ICP MS Cu-loading studies
For Cu-loading studies, the Cu-loading solution containing CuSO4 and nanoparticles was dialyzed in 1.5 L of ultrapure water. Samples (1 mL each) were removed at 1, 2, 3, 4, 5, 6, 12, 24, and 48 h, diluted in 1% nitric acid and then analyzed for63Cu content via ICP MS. Cu content was determined by comparison with a calibration curve generated using known samples (see Additional file 6).
ICP MS Cu release studies
Purified CuCNP-containing solutions (3 mL) were dialyzed in 1.5 L of the desired buffering solution. Samples (1 mL each) were removed at 0.08, 1, 2, 3, 4, 5, 6, 12, 24, and 48 h, diluted in 1% nitric acid and then analyzed for63Cu content via ICP MS. Cu content was determined by comparison with a calibration curve generated using known samples.
X-ray photoelectron spectroscopy
XPS spectra were acquired with a PHI 5000 VersaProbe™ Scanning XPS Microprobe (Physical Electronics Inc., Chanhassen, MN, USA). Samples were prepared by spotting 5 μL of the desired particle-containing solution onto a glass slide and then drying under vacuum.
Scanning electron microscopy and energy-dispersive X-ray analysis

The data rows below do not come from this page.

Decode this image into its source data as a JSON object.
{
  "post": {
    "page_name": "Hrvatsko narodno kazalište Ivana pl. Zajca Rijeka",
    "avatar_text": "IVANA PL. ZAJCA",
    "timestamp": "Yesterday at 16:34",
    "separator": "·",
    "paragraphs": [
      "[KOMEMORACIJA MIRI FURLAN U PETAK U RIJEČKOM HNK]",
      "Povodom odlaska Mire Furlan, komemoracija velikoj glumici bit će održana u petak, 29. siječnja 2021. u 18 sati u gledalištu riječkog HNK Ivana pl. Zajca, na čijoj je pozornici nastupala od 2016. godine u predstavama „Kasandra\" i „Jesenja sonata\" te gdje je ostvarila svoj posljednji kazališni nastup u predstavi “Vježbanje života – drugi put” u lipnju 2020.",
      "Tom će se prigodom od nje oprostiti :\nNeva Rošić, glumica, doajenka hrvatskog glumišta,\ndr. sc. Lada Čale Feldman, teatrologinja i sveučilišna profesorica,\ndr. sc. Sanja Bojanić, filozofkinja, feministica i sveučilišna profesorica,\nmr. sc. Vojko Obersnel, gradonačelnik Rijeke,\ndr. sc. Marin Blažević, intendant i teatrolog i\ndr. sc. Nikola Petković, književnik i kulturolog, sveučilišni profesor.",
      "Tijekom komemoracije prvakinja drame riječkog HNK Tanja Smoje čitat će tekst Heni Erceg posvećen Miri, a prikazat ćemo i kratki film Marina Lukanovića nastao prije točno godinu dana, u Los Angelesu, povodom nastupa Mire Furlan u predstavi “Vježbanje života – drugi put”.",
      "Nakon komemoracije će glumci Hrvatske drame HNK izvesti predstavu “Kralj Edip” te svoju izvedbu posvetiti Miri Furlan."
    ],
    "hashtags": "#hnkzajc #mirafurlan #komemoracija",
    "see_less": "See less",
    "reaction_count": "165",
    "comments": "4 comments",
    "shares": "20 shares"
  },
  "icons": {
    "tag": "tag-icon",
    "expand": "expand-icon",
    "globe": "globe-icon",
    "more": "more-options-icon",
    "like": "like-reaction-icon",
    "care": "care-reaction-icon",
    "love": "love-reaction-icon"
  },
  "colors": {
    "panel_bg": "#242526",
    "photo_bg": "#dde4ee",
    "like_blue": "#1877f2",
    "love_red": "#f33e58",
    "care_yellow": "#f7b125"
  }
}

SEM images and EDX spectra were obtained with a Quanta ESEM microscope (FEI, Hillsboro, OR, USA) equipped with a Sapphire Si(Li) detecting unit for EDX (EDAX Inc., Mahwah, NJ, USA). Samples were prepared by spotting 5 μL of the desired particle-containing solution onto a glass slide, drying under vacuum, and then repeating the spot/dry three times to produce samples with enough thickness to prevent interference from the glass slide during EDX analysis. Samples were then coated with Au (2-5 nm thickness) using a Cressington 108 Manual Sputter Coater (Ted Pella, Redding, CA, USA). Images were obtained with an acceleration voltage of 5-15 kV and EDX spectra were obtained with an acceleration voltage of 5 kV.
Microanalysis was performed by Columbia Analytics (formerly Desert Analytics) in Tucson, AZ. Samples (100 mg) for elemental analysis were prepared by lyophilizing the desired nanoparticle-containing solution, which were further dried for 4 h at 25°C under vacuum prior to analysis.
Cell viability measurements
HeLa cells were purchased from ATCC (cat. # CCL-2), and maintained in Eagle's Minimum Essential Medium (ATCC, cat. # 30-2003) with 10% FBS (Thermo Scientific HyClone, South Logan, UT, USA). Five thousand cells per well seeded on 96-well plates and incubated overnight at 37°C (5% CO2). The desired particle amounts were added to the wells and the plates were incubated for an additional 48 h at 37°C (5% CO2). After the incubation, cell viability was evaluated with the MTT reagent. Media was removed each well and replaced with fresh media containing 1 mg/mL MTT. The cells were incubated for 4 h at 37°C (5% CO2) after which time the media was removed and replaced with DMSO. Light absorption was measured on a Synergy 2 multi-mode microplate reader (BioTek, Winooski, VT, USA). The viability of the cells exposed to particles was expressed as a percentage of the viability of cells grown in the absence of particles on the same plate.